tales of wandering among wonders ...

tale # 1: Alien Encounters, first contact

“It is said” the beggar pointed out to Rufus, “that we are not our minds.  We are not the incessant buzz of thought, and sound, and pain of body.”

The beggar paused, glanced up at the overcast sky, appearing to be wondering whether his present, and forthcoming, blasphemies would cause lightening to strike him.  He had had many conversations with Death, always one-sided of course, Death was a coward after all.  Sneaks up on you and then ... drags you kicking and screaming into the Mouth of the Mystery, for consumption by laughing stars, after which there would likely be another gravity-bound regurgitation.

Rufus just sat there, watching out for lice that might seek to make the jump from the beggar’s clothes to his own.  After a bit the beggar, seeing no coin appear in his bowl, spoke again.

“It is also said” - this time there was in the beggar’s tone of voice something sad - “that We are Everything.  Many times this great wisdom has been spoken to these ears.”

The beggar paused.  Rufus felt an itch where his sandaled feet were perhaps too near to contamination.  Having little else to do, since the beggar was not speaking, Rufus tried to recall the two: “It is said”s , and noticed that for all their wisdom, they seemed completely contradictory.

Rufus’s eyes widened a bit at that thought.  The beggar, who was very good at observing without being seen as observing, reached down and pushed his bowl toward Rufus just ever so slowly, and slightly.  Speech by gesture: another art the beggar studied.

Rufus reached into his backpack, adorned with its collection of brightly colored travel stickers, and brought out his wallet.  For some odd reason, he put the whole wallet in the begging bowl, or as much as would fit.  It was a large wallet. 

There was an agreeable silence, while wind rustled some nearby objects <dust, a couple of leaves, one stone bell shifted slightly against another>.

The beggar reached down, took the wallet and laid all its contents in the dust between them, picking them up one at a time, and reading their meaning as if they were sacred runes of Rufus’s soul.  He rearranged them into piles.

A sexually oriented sanitary device, still in its original wrapper, was laid along side an old lottery ticket, at which point the beggar said: “dreamer”.

Cards with pictures and/or numbers on them claimed their own arrangement, in a kind of rectangle or box.  Workplace and student IDs, only one of which was presently useful, and credit cards formed the sides, , while the drivers license and medical marijuana card were set on top of each other, followed by: “sensible”. 

There was also a pile of debris, bits of “things”, even a paper clip all on its lonesome.  The beggar moved these objects around in the dirt, in a kind of spiral, muttering: “found-object art”, to himself.

Last was money: paper and coins.  The beggar made several arrangements, changing what was in the piles, all the while muttering about exchange rates, and necessary gratuities.
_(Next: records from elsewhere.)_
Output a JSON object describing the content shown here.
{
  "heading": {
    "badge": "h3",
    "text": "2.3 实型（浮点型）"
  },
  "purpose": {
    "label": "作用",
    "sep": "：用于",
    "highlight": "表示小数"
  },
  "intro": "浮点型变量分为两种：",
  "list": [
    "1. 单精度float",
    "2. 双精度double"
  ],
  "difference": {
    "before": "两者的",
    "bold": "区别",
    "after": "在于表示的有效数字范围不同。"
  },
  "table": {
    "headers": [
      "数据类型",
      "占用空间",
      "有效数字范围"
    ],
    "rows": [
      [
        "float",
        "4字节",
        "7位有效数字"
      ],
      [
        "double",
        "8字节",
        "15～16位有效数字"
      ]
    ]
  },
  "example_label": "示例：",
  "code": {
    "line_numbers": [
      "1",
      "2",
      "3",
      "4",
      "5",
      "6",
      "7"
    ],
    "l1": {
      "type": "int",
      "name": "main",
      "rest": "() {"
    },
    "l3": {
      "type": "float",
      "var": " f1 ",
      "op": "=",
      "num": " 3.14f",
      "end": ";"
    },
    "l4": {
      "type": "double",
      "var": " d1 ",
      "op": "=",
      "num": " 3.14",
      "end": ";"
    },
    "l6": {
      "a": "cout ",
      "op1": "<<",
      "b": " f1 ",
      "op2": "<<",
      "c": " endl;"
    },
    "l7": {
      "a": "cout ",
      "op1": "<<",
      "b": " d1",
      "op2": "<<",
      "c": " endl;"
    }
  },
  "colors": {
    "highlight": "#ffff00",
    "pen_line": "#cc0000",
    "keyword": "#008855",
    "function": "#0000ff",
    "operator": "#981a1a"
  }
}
“Rufus” says the beggar, picking up and reading his name on the no longer valid student card from MIT.  “is it your intention to give all of this to me?”

Short pause: “Yes”.

The beggar: “Okay.  Now mine.  Good.  May I read your future from your cards?”


“You and I are going on a journey.  You came here looking for wisdom, and yet this card <laying it in the dust> tells me that you know science; and this card <laying another along side the first>, says you are religious, does it not?”

Rufus looked down at the two student cards.  One for MIT, and the other for The Harvard Divinity School.

“Plus”, said the beggar, “Your credit cards are basically useless to me without you along, so there’s that.  Then there is the fact that you are now basically like me, a beggar.  Perhaps we can go somewhere together.

Rufus: “Who decides where we go?  I gave you my stuff, not my self.” 

“Hmmm”, said the beggar.  He then took the two ID cards and laid them on top of the spiral of debris.

“I have been studying, for too long to remember, the arts of life. Years ago, when I wandered in your land, on the West Coast of America in the times of the Summer of Love,  I hitchhiked everywhere.  Even sewed a sign I could unfurl and hold up to passing cars.  It said: “With the Wind”.”

“Does not science make a god of random chance?  I see you do not disagree.  My answer to your question is that we let random chance decide.  We do not choose.  We wait to be chosen.” 

The beggar gather up his things, as well as the gifts, into the shoulder bag he wore.  Stood and walked away.  Rufus ran after. 

“Where are we going?”

“I’m heeding a call of nature.  I have no fucking clue where you are going.”